__Prompt__. Where a picture occurs in the data, omit it, and copy all remaining data exactly.

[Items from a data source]

*** Block opens ***

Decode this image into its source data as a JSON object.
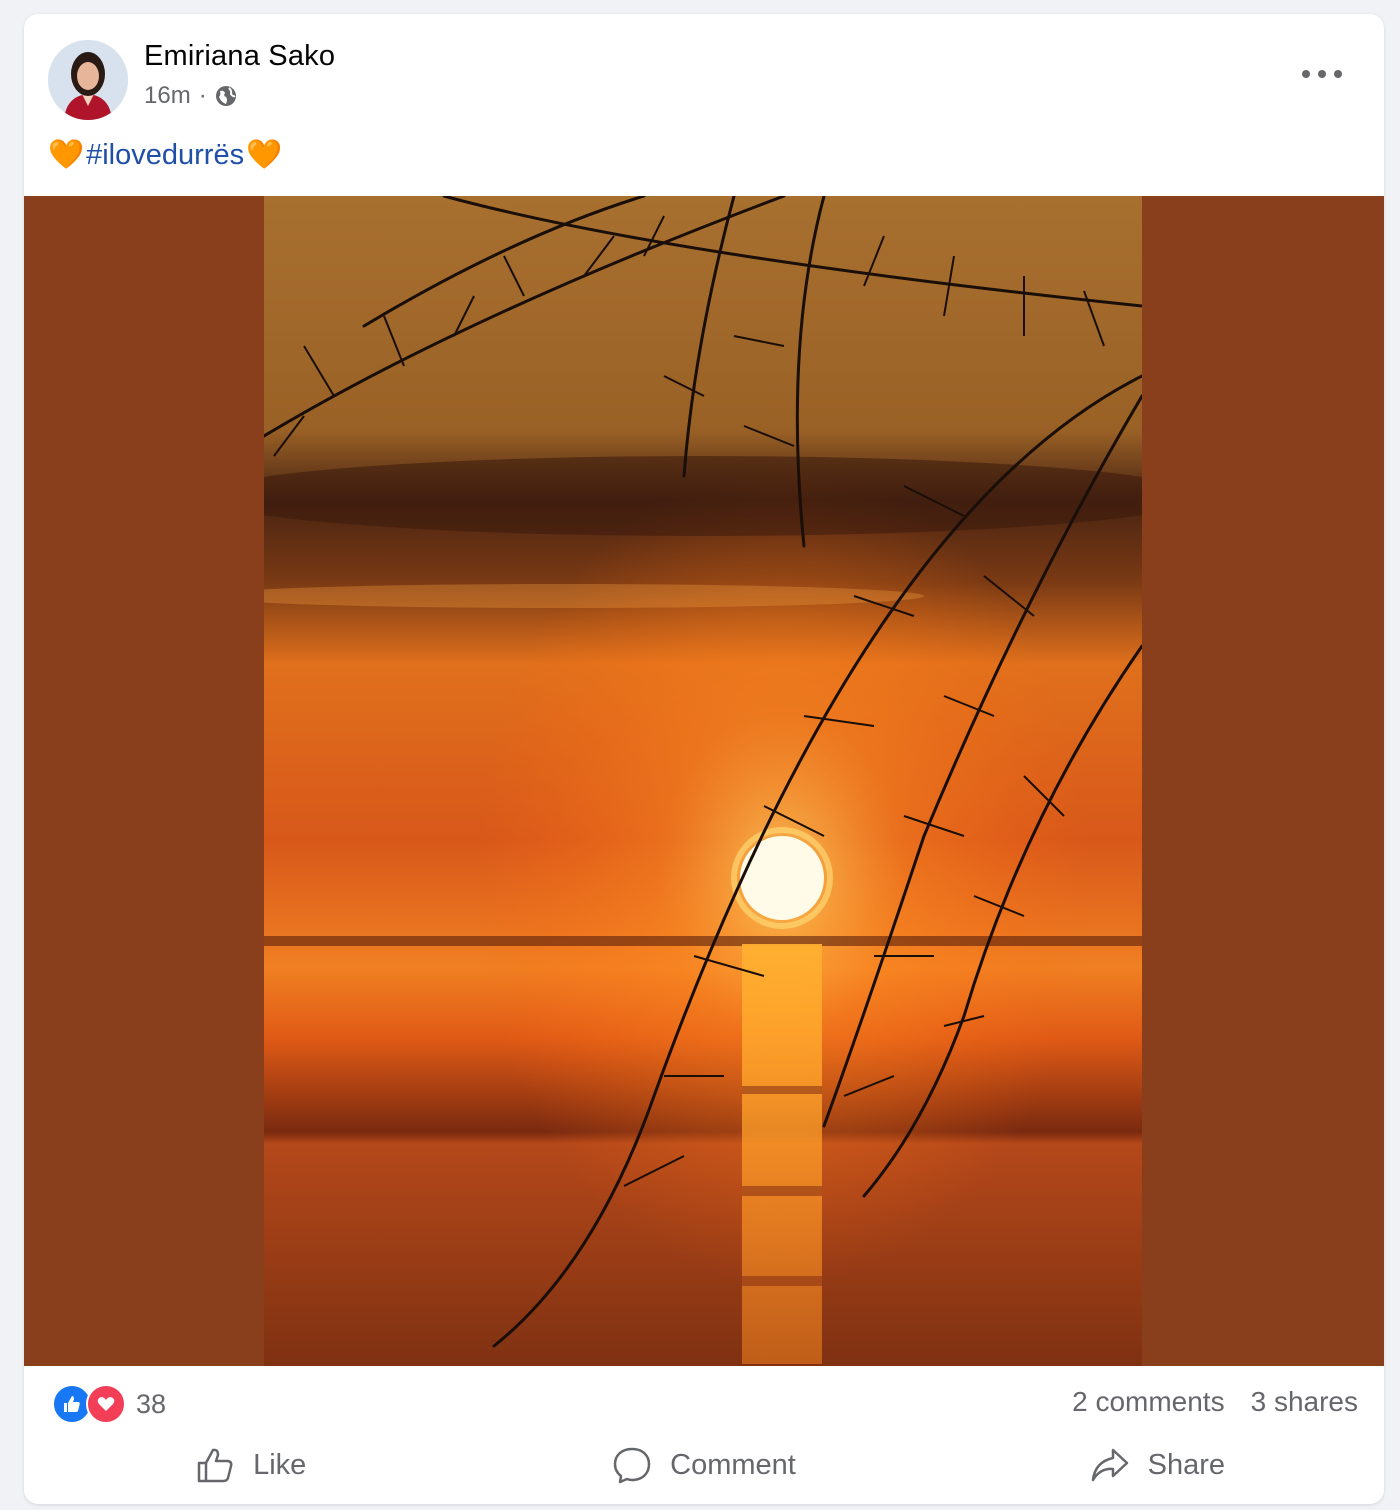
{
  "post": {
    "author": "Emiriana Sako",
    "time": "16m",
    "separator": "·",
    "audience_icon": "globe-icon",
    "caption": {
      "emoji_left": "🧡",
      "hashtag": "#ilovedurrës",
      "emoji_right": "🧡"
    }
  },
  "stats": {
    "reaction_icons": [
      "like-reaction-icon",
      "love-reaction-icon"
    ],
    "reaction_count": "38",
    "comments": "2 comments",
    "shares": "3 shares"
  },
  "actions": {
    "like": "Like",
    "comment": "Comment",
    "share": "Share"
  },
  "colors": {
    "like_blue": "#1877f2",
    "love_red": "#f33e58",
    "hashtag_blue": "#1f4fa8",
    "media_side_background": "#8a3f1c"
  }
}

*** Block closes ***

__Response for this exercise__.
Decode this image into its source data as a JSON object.
{
  "post": {
    "author": "Emiriana Sako",
    "time": "16m",
    "separator": "·",
    "audience_icon": "globe-icon",
    "caption": {
      "emoji_left": "🧡",
      "hashtag": "#ilovedurrës",
      "emoji_right": "🧡"
    }
  },
  "stats": {
    "reaction_icons": [
      "like-reaction-icon",
      "love-reaction-icon"
    ],
    "reaction_count": "38",
    "comments": "2 comments",
    "shares": "3 shares"
  },
  "actions": {
    "like": "Like",
    "comment": "Comment",
    "share": "Share"
  },
  "colors": {
    "like_blue": "#1877f2",
    "love_red": "#f33e58",
    "hashtag_blue": "#1f4fa8",
    "media_side_background": "#8a3f1c"
  }
}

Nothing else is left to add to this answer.